Treating acne marks is one of the most difficult things they do at SKIN. “Sometimes the laser is successful, sometimes not,” said Stanley. “If the marks aren’t too deep the laser is very effective. When I attend seminars on acne scarring they all say sometimes you have to use fillers or do a macrodermabrasion.”
The recommendations for hair removal are four to six treatments. The light from the laser is attracted to the pigment in the hair, so for blondes, or those who have turned gray, it may not be very successful. Permanent hair removal is 90% effective, can be done all over the body and people do see a reduction after the first treatment.
Continuing education is very important, and Stanley attends conferences three or four times a year to learn the latest developments and recommendations in skin care. At a recent conference, she had a specific purpose in mind; research two of the latest procedures and decide which one was right for her patients. “The laser is great for fine, little wrinkles around the eyes and mouth, but not when patients have a lot of skin laxity in the lower third of their face and you start to notice some jowling,” she said. “I went on the hunt for something that was non-invasive, with minimal down time that could help with those cases.”
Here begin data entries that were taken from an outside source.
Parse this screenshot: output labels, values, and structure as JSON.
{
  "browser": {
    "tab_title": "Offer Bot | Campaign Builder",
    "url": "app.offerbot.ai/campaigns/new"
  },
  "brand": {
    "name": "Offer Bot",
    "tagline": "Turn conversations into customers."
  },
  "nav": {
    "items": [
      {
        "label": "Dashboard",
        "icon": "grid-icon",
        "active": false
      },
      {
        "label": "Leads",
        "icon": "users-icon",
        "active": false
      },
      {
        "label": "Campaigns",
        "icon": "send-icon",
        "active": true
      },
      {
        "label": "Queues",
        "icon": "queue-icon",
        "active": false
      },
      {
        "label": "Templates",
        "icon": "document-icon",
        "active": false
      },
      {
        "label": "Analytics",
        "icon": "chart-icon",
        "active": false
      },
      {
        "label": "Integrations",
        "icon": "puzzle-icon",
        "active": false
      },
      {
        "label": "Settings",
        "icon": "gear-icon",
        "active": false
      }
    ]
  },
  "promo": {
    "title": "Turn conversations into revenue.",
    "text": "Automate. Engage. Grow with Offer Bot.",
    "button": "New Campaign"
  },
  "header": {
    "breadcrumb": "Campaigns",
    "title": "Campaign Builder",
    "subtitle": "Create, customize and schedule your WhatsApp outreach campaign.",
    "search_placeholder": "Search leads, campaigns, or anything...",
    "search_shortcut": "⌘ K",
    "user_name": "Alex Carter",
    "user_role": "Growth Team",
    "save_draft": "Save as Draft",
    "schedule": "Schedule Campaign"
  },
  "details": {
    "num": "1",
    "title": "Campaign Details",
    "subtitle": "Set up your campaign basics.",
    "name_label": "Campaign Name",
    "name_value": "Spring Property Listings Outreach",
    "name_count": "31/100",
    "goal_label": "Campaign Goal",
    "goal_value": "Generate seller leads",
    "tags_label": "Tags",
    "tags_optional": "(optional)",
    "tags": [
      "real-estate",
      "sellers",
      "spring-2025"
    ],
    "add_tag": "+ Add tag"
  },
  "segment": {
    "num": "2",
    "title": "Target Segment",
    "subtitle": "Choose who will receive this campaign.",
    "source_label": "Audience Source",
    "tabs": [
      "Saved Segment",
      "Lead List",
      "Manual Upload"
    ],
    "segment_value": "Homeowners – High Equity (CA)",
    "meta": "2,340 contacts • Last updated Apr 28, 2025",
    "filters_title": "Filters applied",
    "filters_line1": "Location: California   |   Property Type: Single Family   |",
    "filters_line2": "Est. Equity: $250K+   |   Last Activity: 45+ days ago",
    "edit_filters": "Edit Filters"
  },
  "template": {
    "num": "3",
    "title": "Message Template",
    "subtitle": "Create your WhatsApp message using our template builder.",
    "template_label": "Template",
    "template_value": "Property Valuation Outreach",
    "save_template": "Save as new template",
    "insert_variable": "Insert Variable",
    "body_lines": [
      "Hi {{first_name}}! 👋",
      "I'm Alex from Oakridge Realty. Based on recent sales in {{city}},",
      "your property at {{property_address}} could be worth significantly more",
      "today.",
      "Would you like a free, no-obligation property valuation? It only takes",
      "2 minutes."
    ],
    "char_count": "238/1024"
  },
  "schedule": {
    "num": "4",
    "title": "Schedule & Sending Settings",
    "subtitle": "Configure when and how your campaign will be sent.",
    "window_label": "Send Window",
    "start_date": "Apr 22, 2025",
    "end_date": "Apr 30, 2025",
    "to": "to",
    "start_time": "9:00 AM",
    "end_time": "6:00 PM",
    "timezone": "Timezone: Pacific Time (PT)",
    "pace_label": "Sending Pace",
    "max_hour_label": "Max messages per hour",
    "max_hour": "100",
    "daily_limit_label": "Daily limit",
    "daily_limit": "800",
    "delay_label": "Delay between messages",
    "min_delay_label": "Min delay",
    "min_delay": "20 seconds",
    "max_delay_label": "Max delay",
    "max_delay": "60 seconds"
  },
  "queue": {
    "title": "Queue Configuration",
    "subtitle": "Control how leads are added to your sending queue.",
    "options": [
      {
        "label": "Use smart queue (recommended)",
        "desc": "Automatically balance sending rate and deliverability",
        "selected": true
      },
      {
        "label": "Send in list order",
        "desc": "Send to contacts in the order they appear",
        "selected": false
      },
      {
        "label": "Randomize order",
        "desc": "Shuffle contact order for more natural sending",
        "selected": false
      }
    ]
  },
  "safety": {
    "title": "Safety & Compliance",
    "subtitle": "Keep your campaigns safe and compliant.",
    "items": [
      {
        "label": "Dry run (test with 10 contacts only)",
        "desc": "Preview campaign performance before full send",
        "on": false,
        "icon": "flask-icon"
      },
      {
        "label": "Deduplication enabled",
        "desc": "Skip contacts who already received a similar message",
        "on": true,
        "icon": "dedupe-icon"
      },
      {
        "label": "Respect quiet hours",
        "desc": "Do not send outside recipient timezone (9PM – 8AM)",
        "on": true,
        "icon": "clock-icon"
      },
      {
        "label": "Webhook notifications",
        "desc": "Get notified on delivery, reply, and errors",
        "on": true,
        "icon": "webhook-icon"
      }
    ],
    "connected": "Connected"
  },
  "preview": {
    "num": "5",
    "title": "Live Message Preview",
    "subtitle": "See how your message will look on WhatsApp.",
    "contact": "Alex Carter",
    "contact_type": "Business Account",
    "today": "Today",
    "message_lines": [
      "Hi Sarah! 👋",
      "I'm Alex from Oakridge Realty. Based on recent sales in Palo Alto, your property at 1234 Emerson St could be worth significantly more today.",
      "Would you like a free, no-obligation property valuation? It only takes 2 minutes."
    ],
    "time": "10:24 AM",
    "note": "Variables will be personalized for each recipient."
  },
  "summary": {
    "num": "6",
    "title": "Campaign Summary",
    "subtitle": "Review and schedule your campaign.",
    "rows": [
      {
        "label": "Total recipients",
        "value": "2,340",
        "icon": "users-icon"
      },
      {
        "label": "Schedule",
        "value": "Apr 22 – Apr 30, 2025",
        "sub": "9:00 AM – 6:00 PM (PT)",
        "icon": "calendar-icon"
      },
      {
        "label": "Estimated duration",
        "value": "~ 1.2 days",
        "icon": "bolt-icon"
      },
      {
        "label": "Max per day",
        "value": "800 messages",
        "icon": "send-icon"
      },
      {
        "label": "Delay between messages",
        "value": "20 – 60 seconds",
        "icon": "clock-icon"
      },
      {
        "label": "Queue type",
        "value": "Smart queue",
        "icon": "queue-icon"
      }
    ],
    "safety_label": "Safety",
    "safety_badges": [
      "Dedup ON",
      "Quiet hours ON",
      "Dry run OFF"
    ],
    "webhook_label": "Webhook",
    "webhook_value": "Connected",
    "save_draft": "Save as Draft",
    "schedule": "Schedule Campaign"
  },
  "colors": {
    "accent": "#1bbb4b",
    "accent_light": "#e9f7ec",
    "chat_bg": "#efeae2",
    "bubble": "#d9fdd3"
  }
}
Based on her findings, SKIN now has The Pelleve (pell uh vay) Wrinkle Reduction System. Stanley explained the difference between the laser and the new Pelleve system: “The laser fires a hundred different columns of heat into the skin while the Pelleve maintains the heat in the skin. It uses radio frequency waves that deliver energy deep into the skin and warms up the dermis, which stimulate it to produce collagen. It also tightens the collagen on the superficial layers so it creates a tightening on the outside of the skin as well. It takes one to three treatments and the results from one treatment may last up to six months, some research says up to eighteen months. Women will see a tightening right away from the swelling, not a bad swelling, which will go away in 24 – 48 hours. The body has been stimulated and after about 30 days a person will really start to see a difference and those changes will last up to six months.”
Treatments are usually 30 days apart and they will depend on how much of a difference a person wants to see. She is cautious about the patients she will see, since a person has to have collagen to stimulate more collagen. “I don’t want to let my patients down, so I may question the treatment of women in their 60s and those that smoke,” she said.
Stanley stresses that prevention is the key to any successful skin care regime. “Elastin is what makes our skin snap back, and our bodies stop producing it around the age of thirty,” she said. “As we are exposed to stress, UV rays and/or cigarette smoke, our elastin breaks down. We can stimulate more if we are actively working at it. Same thing with collagen. One of the easiest ways to prevent, or slow this down is to use sunscreen.”